Exercise prompt:
Copy all lines holding the word "未拆到现金" from the entries.

+ + +

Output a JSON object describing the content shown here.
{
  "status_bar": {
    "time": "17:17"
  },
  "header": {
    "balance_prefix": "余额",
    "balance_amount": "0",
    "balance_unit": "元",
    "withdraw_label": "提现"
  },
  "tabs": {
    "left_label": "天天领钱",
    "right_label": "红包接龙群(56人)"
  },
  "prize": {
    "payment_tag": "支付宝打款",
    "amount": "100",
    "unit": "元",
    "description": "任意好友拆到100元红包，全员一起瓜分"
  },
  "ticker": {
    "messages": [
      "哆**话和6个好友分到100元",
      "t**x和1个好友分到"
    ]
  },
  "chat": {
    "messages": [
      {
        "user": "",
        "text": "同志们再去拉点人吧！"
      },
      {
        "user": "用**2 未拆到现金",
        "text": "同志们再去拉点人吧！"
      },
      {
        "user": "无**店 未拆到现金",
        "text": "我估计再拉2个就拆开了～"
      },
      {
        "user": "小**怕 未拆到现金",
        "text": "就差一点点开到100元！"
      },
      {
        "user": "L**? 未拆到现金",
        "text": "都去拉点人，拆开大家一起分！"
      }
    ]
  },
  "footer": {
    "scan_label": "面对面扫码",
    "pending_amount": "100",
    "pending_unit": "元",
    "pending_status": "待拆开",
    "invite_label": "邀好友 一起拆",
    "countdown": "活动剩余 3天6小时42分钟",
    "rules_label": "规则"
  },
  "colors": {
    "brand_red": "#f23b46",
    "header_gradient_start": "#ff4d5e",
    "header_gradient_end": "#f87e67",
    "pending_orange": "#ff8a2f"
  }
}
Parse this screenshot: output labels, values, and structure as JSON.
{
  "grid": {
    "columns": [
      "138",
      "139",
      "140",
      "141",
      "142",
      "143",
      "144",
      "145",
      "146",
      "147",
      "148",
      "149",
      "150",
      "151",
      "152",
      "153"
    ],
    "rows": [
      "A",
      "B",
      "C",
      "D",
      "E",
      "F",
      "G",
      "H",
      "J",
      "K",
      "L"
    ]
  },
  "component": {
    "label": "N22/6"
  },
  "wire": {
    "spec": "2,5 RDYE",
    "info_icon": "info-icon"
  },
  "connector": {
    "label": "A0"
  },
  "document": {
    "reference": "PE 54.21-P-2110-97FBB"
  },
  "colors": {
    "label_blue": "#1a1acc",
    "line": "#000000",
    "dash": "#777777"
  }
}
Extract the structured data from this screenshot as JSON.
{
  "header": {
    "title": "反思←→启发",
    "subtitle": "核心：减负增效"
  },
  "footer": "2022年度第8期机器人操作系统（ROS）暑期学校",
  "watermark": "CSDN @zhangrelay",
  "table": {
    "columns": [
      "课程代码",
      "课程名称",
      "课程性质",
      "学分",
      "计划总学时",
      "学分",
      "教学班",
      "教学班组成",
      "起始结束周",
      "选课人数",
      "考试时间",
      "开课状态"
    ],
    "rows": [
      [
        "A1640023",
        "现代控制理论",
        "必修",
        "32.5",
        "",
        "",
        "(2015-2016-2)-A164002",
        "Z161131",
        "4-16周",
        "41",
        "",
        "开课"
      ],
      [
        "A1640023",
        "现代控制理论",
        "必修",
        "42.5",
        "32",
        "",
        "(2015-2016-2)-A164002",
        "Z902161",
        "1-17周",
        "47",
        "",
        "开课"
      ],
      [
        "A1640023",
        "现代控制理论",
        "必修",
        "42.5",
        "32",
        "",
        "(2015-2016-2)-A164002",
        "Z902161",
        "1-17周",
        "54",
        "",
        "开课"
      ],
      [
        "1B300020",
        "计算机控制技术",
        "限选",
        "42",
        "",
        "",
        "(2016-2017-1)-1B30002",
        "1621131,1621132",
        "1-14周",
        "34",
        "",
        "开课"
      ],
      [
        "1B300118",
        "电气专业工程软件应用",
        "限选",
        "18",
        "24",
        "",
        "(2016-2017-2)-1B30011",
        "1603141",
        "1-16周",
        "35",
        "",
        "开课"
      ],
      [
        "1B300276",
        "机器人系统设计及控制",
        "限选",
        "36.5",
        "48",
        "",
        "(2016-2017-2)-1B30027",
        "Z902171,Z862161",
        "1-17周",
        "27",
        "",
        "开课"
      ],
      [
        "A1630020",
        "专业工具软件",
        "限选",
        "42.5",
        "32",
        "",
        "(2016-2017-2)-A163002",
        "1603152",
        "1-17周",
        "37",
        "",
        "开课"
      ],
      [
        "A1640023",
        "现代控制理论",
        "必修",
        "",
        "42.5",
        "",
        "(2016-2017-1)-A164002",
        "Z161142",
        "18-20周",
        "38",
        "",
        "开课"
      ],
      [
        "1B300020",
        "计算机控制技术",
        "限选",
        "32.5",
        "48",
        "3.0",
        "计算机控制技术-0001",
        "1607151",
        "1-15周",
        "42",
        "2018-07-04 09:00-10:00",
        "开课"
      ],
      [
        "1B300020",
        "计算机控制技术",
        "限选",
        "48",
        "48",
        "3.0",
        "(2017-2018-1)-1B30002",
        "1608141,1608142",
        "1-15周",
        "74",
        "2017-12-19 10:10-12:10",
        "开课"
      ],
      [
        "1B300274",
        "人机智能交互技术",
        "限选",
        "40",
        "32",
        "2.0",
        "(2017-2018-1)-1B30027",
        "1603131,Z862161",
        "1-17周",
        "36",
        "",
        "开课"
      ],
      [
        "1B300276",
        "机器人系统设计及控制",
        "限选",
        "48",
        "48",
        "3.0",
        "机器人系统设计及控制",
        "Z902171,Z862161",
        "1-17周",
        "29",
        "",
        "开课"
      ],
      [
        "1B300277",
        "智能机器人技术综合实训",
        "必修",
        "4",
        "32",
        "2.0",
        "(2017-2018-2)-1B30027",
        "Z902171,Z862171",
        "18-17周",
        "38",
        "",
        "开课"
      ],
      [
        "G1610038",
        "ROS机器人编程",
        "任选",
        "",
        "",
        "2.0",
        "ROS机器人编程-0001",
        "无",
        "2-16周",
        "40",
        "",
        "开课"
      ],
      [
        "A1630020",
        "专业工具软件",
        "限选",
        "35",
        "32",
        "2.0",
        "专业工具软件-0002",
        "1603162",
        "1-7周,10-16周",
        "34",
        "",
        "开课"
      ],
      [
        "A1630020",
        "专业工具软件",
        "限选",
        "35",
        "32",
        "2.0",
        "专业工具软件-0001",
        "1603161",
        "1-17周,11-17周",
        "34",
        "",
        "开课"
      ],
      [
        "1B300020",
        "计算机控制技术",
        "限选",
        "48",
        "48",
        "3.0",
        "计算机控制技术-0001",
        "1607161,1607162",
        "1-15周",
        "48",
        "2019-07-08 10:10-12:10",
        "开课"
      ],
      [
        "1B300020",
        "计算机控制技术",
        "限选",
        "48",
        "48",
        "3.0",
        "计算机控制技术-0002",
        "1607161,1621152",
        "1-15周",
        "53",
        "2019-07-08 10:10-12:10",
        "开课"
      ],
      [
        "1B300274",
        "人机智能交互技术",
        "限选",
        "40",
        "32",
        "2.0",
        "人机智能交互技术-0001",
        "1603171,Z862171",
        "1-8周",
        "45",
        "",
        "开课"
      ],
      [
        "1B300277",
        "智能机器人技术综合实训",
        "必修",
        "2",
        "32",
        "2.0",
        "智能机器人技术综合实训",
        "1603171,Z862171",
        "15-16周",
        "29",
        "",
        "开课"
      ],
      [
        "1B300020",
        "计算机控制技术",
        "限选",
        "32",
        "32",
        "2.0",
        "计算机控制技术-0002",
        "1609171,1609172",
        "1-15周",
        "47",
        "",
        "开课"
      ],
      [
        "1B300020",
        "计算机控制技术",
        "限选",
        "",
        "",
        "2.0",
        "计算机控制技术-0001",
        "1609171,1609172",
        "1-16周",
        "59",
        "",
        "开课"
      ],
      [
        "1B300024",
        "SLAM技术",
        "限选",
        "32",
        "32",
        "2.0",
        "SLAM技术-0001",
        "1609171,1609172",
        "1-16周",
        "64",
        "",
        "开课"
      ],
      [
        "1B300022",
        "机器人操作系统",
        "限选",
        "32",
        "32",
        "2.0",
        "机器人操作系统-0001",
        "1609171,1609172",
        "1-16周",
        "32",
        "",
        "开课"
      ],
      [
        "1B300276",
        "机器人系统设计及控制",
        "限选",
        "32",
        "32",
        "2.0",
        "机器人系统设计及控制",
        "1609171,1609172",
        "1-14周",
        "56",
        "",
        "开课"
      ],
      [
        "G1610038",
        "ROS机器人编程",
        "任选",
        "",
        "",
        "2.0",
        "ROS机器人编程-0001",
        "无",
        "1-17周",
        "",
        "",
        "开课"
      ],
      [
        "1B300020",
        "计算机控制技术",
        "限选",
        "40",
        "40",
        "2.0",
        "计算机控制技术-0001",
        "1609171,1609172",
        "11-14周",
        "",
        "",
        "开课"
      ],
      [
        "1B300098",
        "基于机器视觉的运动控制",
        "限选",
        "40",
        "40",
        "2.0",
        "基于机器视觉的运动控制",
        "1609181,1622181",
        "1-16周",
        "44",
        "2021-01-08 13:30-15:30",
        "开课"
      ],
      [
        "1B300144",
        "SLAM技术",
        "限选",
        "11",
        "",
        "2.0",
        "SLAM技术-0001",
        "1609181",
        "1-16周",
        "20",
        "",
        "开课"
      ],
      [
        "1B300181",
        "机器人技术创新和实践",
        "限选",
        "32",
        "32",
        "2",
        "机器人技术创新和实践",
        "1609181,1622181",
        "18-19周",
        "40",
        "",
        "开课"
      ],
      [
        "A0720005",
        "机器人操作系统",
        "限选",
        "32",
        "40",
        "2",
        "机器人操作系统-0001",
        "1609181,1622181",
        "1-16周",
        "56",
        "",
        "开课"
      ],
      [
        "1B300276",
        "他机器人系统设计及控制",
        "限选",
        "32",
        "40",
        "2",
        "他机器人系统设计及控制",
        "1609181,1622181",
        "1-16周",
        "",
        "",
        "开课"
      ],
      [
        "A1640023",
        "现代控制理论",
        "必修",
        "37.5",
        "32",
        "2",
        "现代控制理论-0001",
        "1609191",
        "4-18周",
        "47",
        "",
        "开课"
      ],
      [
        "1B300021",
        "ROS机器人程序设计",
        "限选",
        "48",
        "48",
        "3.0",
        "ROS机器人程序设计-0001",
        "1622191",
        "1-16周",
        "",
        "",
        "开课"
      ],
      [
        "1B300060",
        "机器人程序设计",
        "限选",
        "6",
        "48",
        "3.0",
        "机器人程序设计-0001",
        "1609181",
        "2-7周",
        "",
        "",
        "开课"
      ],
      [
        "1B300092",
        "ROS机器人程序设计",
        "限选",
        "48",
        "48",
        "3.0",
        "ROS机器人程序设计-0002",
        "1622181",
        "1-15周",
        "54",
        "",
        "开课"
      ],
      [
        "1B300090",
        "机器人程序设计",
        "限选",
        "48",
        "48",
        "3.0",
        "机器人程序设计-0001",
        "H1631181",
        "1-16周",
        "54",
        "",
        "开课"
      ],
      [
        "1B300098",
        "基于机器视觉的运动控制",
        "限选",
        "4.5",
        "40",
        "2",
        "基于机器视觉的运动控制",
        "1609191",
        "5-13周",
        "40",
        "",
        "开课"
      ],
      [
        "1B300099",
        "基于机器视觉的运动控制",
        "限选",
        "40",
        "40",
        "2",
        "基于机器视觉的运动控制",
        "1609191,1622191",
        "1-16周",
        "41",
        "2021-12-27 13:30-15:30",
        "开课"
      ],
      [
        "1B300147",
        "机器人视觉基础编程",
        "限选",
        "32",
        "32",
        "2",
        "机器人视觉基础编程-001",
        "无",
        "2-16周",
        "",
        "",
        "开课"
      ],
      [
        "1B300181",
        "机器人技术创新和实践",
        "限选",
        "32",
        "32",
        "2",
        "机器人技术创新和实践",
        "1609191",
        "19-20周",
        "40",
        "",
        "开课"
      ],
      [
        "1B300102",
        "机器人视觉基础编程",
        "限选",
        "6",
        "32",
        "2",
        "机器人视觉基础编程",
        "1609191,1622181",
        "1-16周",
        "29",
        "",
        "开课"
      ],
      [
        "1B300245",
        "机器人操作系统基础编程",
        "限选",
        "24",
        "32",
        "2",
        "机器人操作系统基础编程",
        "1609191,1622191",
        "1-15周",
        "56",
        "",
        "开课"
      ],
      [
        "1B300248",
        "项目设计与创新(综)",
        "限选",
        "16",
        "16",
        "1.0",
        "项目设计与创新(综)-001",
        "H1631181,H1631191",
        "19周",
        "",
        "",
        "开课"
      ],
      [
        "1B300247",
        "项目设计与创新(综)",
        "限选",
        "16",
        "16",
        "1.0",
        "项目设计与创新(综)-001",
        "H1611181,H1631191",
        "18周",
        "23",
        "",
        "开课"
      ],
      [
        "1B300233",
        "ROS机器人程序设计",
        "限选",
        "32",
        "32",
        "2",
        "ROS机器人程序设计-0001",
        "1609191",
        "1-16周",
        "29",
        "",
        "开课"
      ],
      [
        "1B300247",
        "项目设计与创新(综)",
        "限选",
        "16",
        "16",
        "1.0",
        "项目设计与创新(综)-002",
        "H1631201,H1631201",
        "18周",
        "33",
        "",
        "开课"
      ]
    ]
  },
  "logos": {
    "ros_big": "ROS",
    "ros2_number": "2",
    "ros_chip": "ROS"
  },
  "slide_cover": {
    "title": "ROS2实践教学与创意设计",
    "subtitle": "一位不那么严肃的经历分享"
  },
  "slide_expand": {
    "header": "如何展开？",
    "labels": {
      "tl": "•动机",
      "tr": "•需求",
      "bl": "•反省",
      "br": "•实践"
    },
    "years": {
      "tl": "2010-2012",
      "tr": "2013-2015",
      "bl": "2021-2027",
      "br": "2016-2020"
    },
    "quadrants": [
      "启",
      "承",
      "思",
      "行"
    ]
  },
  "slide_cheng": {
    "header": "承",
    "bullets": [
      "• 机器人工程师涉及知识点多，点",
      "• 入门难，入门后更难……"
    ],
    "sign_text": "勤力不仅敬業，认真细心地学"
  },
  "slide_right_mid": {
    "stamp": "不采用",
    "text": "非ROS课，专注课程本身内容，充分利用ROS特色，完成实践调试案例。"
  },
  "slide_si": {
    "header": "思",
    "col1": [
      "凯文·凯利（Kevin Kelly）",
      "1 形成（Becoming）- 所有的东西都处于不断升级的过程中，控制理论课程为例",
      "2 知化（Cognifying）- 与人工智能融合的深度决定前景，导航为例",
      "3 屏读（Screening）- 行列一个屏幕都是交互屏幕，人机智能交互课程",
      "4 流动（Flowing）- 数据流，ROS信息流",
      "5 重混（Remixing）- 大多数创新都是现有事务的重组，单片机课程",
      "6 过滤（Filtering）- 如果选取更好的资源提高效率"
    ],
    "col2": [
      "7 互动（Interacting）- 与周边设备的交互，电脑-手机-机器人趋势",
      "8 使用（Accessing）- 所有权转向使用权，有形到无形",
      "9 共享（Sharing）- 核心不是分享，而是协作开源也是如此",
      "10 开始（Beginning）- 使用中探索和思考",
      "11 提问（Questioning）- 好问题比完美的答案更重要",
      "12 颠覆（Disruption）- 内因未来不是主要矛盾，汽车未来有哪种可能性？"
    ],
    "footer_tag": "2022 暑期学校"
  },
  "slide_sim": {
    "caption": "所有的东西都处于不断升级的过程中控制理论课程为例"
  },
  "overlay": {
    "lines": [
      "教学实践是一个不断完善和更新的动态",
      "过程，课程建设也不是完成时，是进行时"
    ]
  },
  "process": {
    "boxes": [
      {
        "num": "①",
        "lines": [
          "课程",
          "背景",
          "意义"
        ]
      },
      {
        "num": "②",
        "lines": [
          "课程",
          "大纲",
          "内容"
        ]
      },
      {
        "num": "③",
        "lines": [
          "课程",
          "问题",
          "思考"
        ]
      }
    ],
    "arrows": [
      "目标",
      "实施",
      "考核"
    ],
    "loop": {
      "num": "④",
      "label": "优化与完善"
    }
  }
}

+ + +

Reply:
        "user": "用**2 未拆到现金",
        "user": "无**店 未拆到现金",
        "user": "小**怕 未拆到现金",
        "user": "L**? 未拆到现金",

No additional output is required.